(App and web page records)

- - - - -

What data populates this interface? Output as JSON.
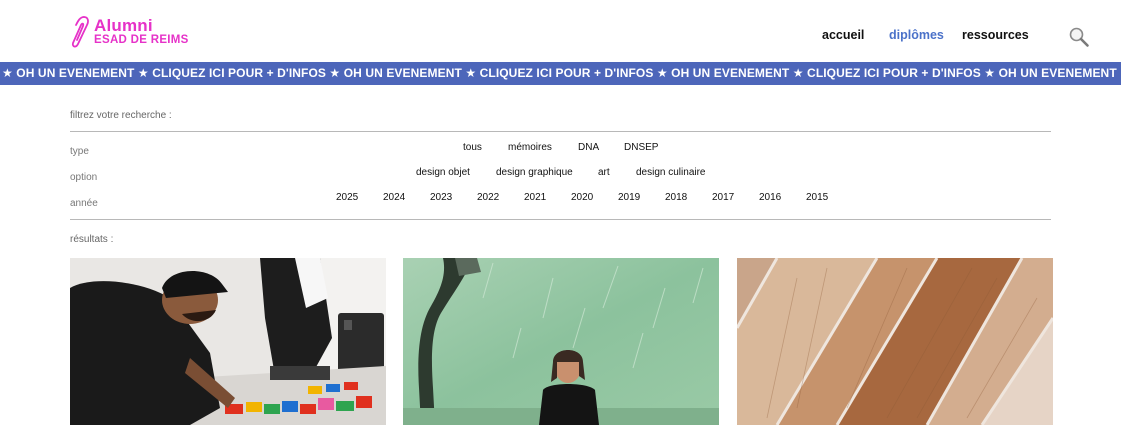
{
  "header": {
    "logo_title": "Alumni",
    "logo_subtitle": "ESAD DE REIMS",
    "logo_icon": "paperclip-logo",
    "brand_color": "#e632c8",
    "nav": [
      {
        "label": "accueil",
        "active": false
      },
      {
        "label": "diplômes",
        "active": true
      },
      {
        "label": "ressources",
        "active": false
      }
    ],
    "nav_active_color": "#4b72c9",
    "search_icon": "search-icon"
  },
  "banner": {
    "text": "★ OH UN EVENEMENT ★ CLIQUEZ ICI POUR + D'INFOS ★ OH UN EVENEMENT ★ CLIQUEZ ICI POUR + D'INFOS ★ OH UN EVENEMENT ★ CLIQUEZ ICI POUR + D'INFOS ★ OH UN EVENEMENT ★ CLIQUEZ ICI POUR + D'INFOS ★ OH UN EVENEMENT ★ CLI",
    "background": "#4d66ba"
  },
  "filters": {
    "title": "filtrez votre recherche :",
    "type": {
      "label": "type",
      "options": [
        "tous",
        "mémoires",
        "DNA",
        "DNSEP"
      ]
    },
    "option": {
      "label": "option",
      "options": [
        "design objet",
        "design graphique",
        "art",
        "design culinaire"
      ]
    },
    "year": {
      "label": "année",
      "options": [
        "2025",
        "2024",
        "2023",
        "2022",
        "2021",
        "2020",
        "2019",
        "2018",
        "2017",
        "2016",
        "2015"
      ]
    }
  },
  "results": {
    "title": "résultats :",
    "cards": [
      {
        "image": "person-arranging-colorful-objects-photo"
      },
      {
        "image": "child-with-sculpture-green-background-photo"
      },
      {
        "image": "wood-panels-photo"
      }
    ]
  }
}
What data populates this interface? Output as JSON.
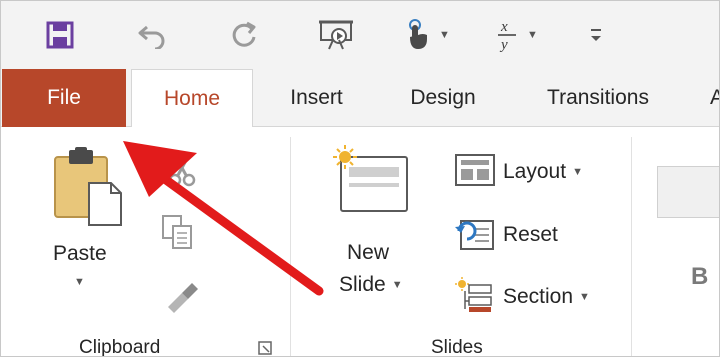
{
  "quick_access": {
    "items": [
      {
        "icon": "save-icon"
      },
      {
        "icon": "undo-icon"
      },
      {
        "icon": "redo-icon"
      },
      {
        "icon": "present-from-start-icon"
      },
      {
        "icon": "touch-mode-icon"
      },
      {
        "icon": "equation-icon"
      },
      {
        "icon": "customize-qat-icon"
      }
    ]
  },
  "tabs": {
    "file": "File",
    "home": "Home",
    "insert": "Insert",
    "design": "Design",
    "transitions": "Transitions",
    "more": "A"
  },
  "ribbon": {
    "clipboard": {
      "paste_label": "Paste",
      "group_label": "Clipboard"
    },
    "slides": {
      "new_slide_line1": "New",
      "new_slide_line2": "Slide",
      "layout_label": "Layout",
      "reset_label": "Reset",
      "section_label": "Section",
      "group_label": "Slides"
    },
    "font": {
      "bold_label": "B"
    }
  },
  "colors": {
    "file_tab": "#b7472a",
    "home_tab_text": "#b7472a",
    "annotation_arrow": "#e21b1b",
    "save_icon": "#6b3fa0"
  }
}
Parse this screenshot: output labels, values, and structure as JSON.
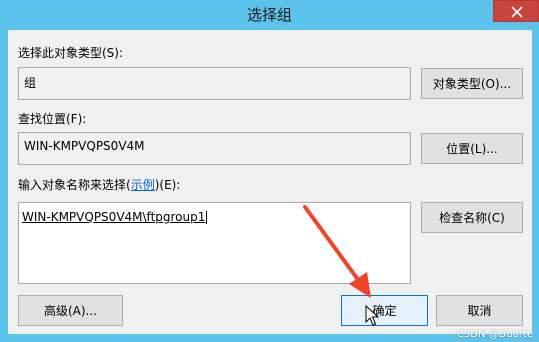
{
  "window": {
    "title": "选择组",
    "close_icon": "close-icon"
  },
  "object_type": {
    "label": "选择此对象类型(S):",
    "value": "组",
    "button": "对象类型(O)..."
  },
  "location": {
    "label": "查找位置(F):",
    "value": "WIN-KMPVQPS0V4M",
    "button": "位置(L)..."
  },
  "names": {
    "label_prefix": "输入对象名称来选择(",
    "label_link": "示例",
    "label_suffix": ")(E):",
    "value": "WIN-KMPVQPS0V4M\\ftpgroup1",
    "check_button": "检查名称(C)"
  },
  "footer": {
    "advanced": "高级(A)...",
    "ok": "确定",
    "cancel": "取消"
  },
  "watermark": "CSDN @Duarte",
  "colors": {
    "titlebar": "#5cc3ea",
    "close": "#c9443c",
    "dialog_bg": "#f0f0f0",
    "arrow": "#f0442a",
    "ok_border": "#0078d7"
  }
}
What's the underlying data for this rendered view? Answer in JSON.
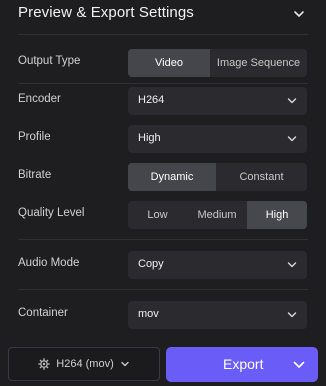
{
  "header": {
    "title": "Preview & Export Settings"
  },
  "output_type": {
    "label": "Output Type",
    "options": [
      "Video",
      "Image Sequence"
    ],
    "selected": "Video"
  },
  "encoder": {
    "label": "Encoder",
    "value": "H264"
  },
  "profile": {
    "label": "Profile",
    "value": "High"
  },
  "bitrate": {
    "label": "Bitrate",
    "options": [
      "Dynamic",
      "Constant"
    ],
    "selected": "Dynamic"
  },
  "quality": {
    "label": "Quality Level",
    "options": [
      "Low",
      "Medium",
      "High"
    ],
    "selected": "High"
  },
  "audio": {
    "label": "Audio Mode",
    "value": "Copy"
  },
  "container": {
    "label": "Container",
    "value": "mov"
  },
  "footer": {
    "preset_label": "H264 (mov)",
    "export_label": "Export"
  },
  "colors": {
    "accent": "#6a5cf6",
    "panel_bg": "#1e1e20",
    "control_bg": "#2b2b2f",
    "selected_bg": "#44464b"
  }
}
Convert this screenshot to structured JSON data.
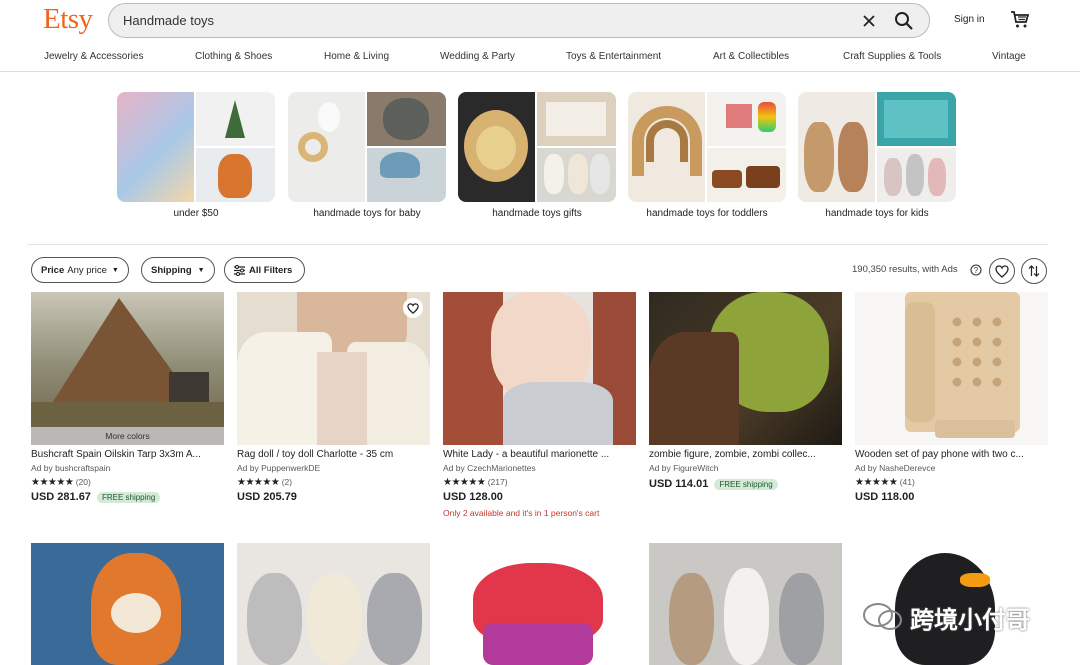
{
  "header": {
    "logo": "Etsy",
    "search_value": "Handmade toys",
    "signin": "Sign in",
    "icons": [
      "close-icon",
      "search-icon",
      "cart-icon"
    ],
    "brand_color": "#F1641E"
  },
  "nav": [
    "Jewelry & Accessories",
    "Clothing & Shoes",
    "Home & Living",
    "Wedding & Party",
    "Toys & Entertainment",
    "Art & Collectibles",
    "Craft Supplies & Tools",
    "Vintage"
  ],
  "categories": [
    "under $50",
    "handmade toys for baby",
    "handmade toys gifts",
    "handmade toys for toddlers",
    "handmade toys for kids"
  ],
  "filters": {
    "price_label": "Price",
    "price_value": "Any price",
    "shipping": "Shipping",
    "all_filters": "All Filters",
    "results": "190,350 results, with Ads"
  },
  "products": [
    {
      "title": "Bushcraft Spain Oilskin Tarp 3x3m A...",
      "ad": "Ad by bushcraftspain",
      "stars": "★★★★★",
      "reviews": "(20)",
      "price": "USD 281.67",
      "badge": "FREE shipping",
      "overlay": "More colors"
    },
    {
      "title": "Rag doll / toy doll Charlotte - 35 cm",
      "ad": "Ad by PuppenwerkDE",
      "stars": "★★★★★",
      "reviews": "(2)",
      "price": "USD 205.79"
    },
    {
      "title": "White Lady - a beautiful marionette ...",
      "ad": "Ad by CzechMarionettes",
      "stars": "★★★★★",
      "reviews": "(217)",
      "price": "USD 128.00",
      "stock": "Only 2 available and it's in 1 person's cart"
    },
    {
      "title": "zombie figure, zombie, zombi collec...",
      "ad": "Ad by FigureWitch",
      "price": "USD 114.01",
      "badge": "FREE shipping"
    },
    {
      "title": "Wooden set of pay phone with two c...",
      "ad": "Ad by NasheDerevce",
      "stars": "★★★★★",
      "reviews": "(41)",
      "price": "USD 118.00"
    }
  ],
  "watermark": "跨境小付哥"
}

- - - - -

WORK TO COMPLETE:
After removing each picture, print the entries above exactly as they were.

WRITTEN SOLUTION:
What data populates this interface? Output as JSON.
{
  "header": {
    "logo_title": "Alumni",
    "logo_subtitle": "ESAD DE REIMS",
    "logo_icon": "paperclip-logo",
    "brand_color": "#e632c8",
    "nav": [
      {
        "label": "accueil",
        "active": false
      },
      {
        "label": "diplômes",
        "active": true
      },
      {
        "label": "ressources",
        "active": false
      }
    ],
    "nav_active_color": "#4b72c9",
    "search_icon": "search-icon"
  },
  "banner": {
    "text": "★ OH UN EVENEMENT ★ CLIQUEZ ICI POUR + D'INFOS ★ OH UN EVENEMENT ★ CLIQUEZ ICI POUR + D'INFOS ★ OH UN EVENEMENT ★ CLIQUEZ ICI POUR + D'INFOS ★ OH UN EVENEMENT ★ CLIQUEZ ICI POUR + D'INFOS ★ OH UN EVENEMENT ★ CLI",
    "background": "#4d66ba"
  },
  "filters": {
    "title": "filtrez votre recherche :",
    "type": {
      "label": "type",
      "options": [
        "tous",
        "mémoires",
        "DNA",
        "DNSEP"
      ]
    },
    "option": {
      "label": "option",
      "options": [
        "design objet",
        "design graphique",
        "art",
        "design culinaire"
      ]
    },
    "year": {
      "label": "année",
      "options": [
        "2025",
        "2024",
        "2023",
        "2022",
        "2021",
        "2020",
        "2019",
        "2018",
        "2017",
        "2016",
        "2015"
      ]
    }
  },
  "results": {
    "title": "résultats :",
    "cards": [
      {
        "image": "person-arranging-colorful-objects-photo"
      },
      {
        "image": "child-with-sculpture-green-background-photo"
      },
      {
        "image": "wood-panels-photo"
      }
    ]
  }
}
What data populates this interface? Output as JSON.
{
  "quick_access": {
    "items": [
      {
        "icon": "save-icon"
      },
      {
        "icon": "undo-icon"
      },
      {
        "icon": "redo-icon"
      },
      {
        "icon": "present-from-start-icon"
      },
      {
        "icon": "touch-mode-icon"
      },
      {
        "icon": "equation-icon"
      },
      {
        "icon": "customize-qat-icon"
      }
    ]
  },
  "tabs": {
    "file": "File",
    "home": "Home",
    "insert": "Insert",
    "design": "Design",
    "transitions": "Transitions",
    "more": "A"
  },
  "ribbon": {
    "clipboard": {
      "paste_label": "Paste",
      "group_label": "Clipboard"
    },
    "slides": {
      "new_slide_line1": "New",
      "new_slide_line2": "Slide",
      "layout_label": "Layout",
      "reset_label": "Reset",
      "section_label": "Section",
      "group_label": "Slides"
    },
    "font": {
      "bold_label": "B"
    }
  },
  "colors": {
    "file_tab": "#b7472a",
    "home_tab_text": "#b7472a",
    "annotation_arrow": "#e21b1b",
    "save_icon": "#6b3fa0"
  }
}
Parse this screenshot: output labels, values, and structure as JSON.
{
  "window": {
    "title": "选择组",
    "close_icon": "close-icon"
  },
  "object_type": {
    "label": "选择此对象类型(S):",
    "value": "组",
    "button": "对象类型(O)..."
  },
  "location": {
    "label": "查找位置(F):",
    "value": "WIN-KMPVQPS0V4M",
    "button": "位置(L)..."
  },
  "names": {
    "label_prefix": "输入对象名称来选择(",
    "label_link": "示例",
    "label_suffix": ")(E):",
    "value": "WIN-KMPVQPS0V4M\\ftpgroup1",
    "check_button": "检查名称(C)"
  },
  "footer": {
    "advanced": "高级(A)...",
    "ok": "确定",
    "cancel": "取消"
  },
  "watermark": "CSDN @Duarte",
  "colors": {
    "titlebar": "#5cc3ea",
    "close": "#c9443c",
    "dialog_bg": "#f0f0f0",
    "arrow": "#f0442a",
    "ok_border": "#0078d7"
  }
}
What's the underlying data for this rendered view? Answer in JSON.
{
  "header": {
    "title": "Preview & Export Settings"
  },
  "output_type": {
    "label": "Output Type",
    "options": [
      "Video",
      "Image Sequence"
    ],
    "selected": "Video"
  },
  "encoder": {
    "label": "Encoder",
    "value": "H264"
  },
  "profile": {
    "label": "Profile",
    "value": "High"
  },
  "bitrate": {
    "label": "Bitrate",
    "options": [
      "Dynamic",
      "Constant"
    ],
    "selected": "Dynamic"
  },
  "quality": {
    "label": "Quality Level",
    "options": [
      "Low",
      "Medium",
      "High"
    ],
    "selected": "High"
  },
  "audio": {
    "label": "Audio Mode",
    "value": "Copy"
  },
  "container": {
    "label": "Container",
    "value": "mov"
  },
  "footer": {
    "preset_label": "H264 (mov)",
    "export_label": "Export"
  },
  "colors": {
    "accent": "#6a5cf6",
    "panel_bg": "#1e1e20",
    "control_bg": "#2b2b2f",
    "selected_bg": "#44464b"
  }
}
Convert this screenshot to structured JSON data.
{
  "header": {
    "logo": "Etsy",
    "search_value": "Handmade toys",
    "signin": "Sign in",
    "icons": [
      "close-icon",
      "search-icon",
      "cart-icon"
    ],
    "brand_color": "#F1641E"
  },
  "nav": [
    "Jewelry & Accessories",
    "Clothing & Shoes",
    "Home & Living",
    "Wedding & Party",
    "Toys & Entertainment",
    "Art & Collectibles",
    "Craft Supplies & Tools",
    "Vintage"
  ],
  "categories": [
    "under $50",
    "handmade toys for baby",
    "handmade toys gifts",
    "handmade toys for toddlers",
    "handmade toys for kids"
  ],
  "filters": {
    "price_label": "Price",
    "price_value": "Any price",
    "shipping": "Shipping",
    "all_filters": "All Filters",
    "results": "190,350 results, with Ads"
  },
  "products": [
    {
      "title": "Bushcraft Spain Oilskin Tarp 3x3m A...",
      "ad": "Ad by bushcraftspain",
      "stars": "★★★★★",
      "reviews": "(20)",
      "price": "USD 281.67",
      "badge": "FREE shipping",
      "overlay": "More colors"
    },
    {
      "title": "Rag doll / toy doll Charlotte - 35 cm",
      "ad": "Ad by PuppenwerkDE",
      "stars": "★★★★★",
      "reviews": "(2)",
      "price": "USD 205.79"
    },
    {
      "title": "White Lady - a beautiful marionette ...",
      "ad": "Ad by CzechMarionettes",
      "stars": "★★★★★",
      "reviews": "(217)",
      "price": "USD 128.00",
      "stock": "Only 2 available and it's in 1 person's cart"
    },
    {
      "title": "zombie figure, zombie, zombi collec...",
      "ad": "Ad by FigureWitch",
      "price": "USD 114.01",
      "badge": "FREE shipping"
    },
    {
      "title": "Wooden set of pay phone with two c...",
      "ad": "Ad by NasheDerevce",
      "stars": "★★★★★",
      "reviews": "(41)",
      "price": "USD 118.00"
    }
  ],
  "watermark": "跨境小付哥"
}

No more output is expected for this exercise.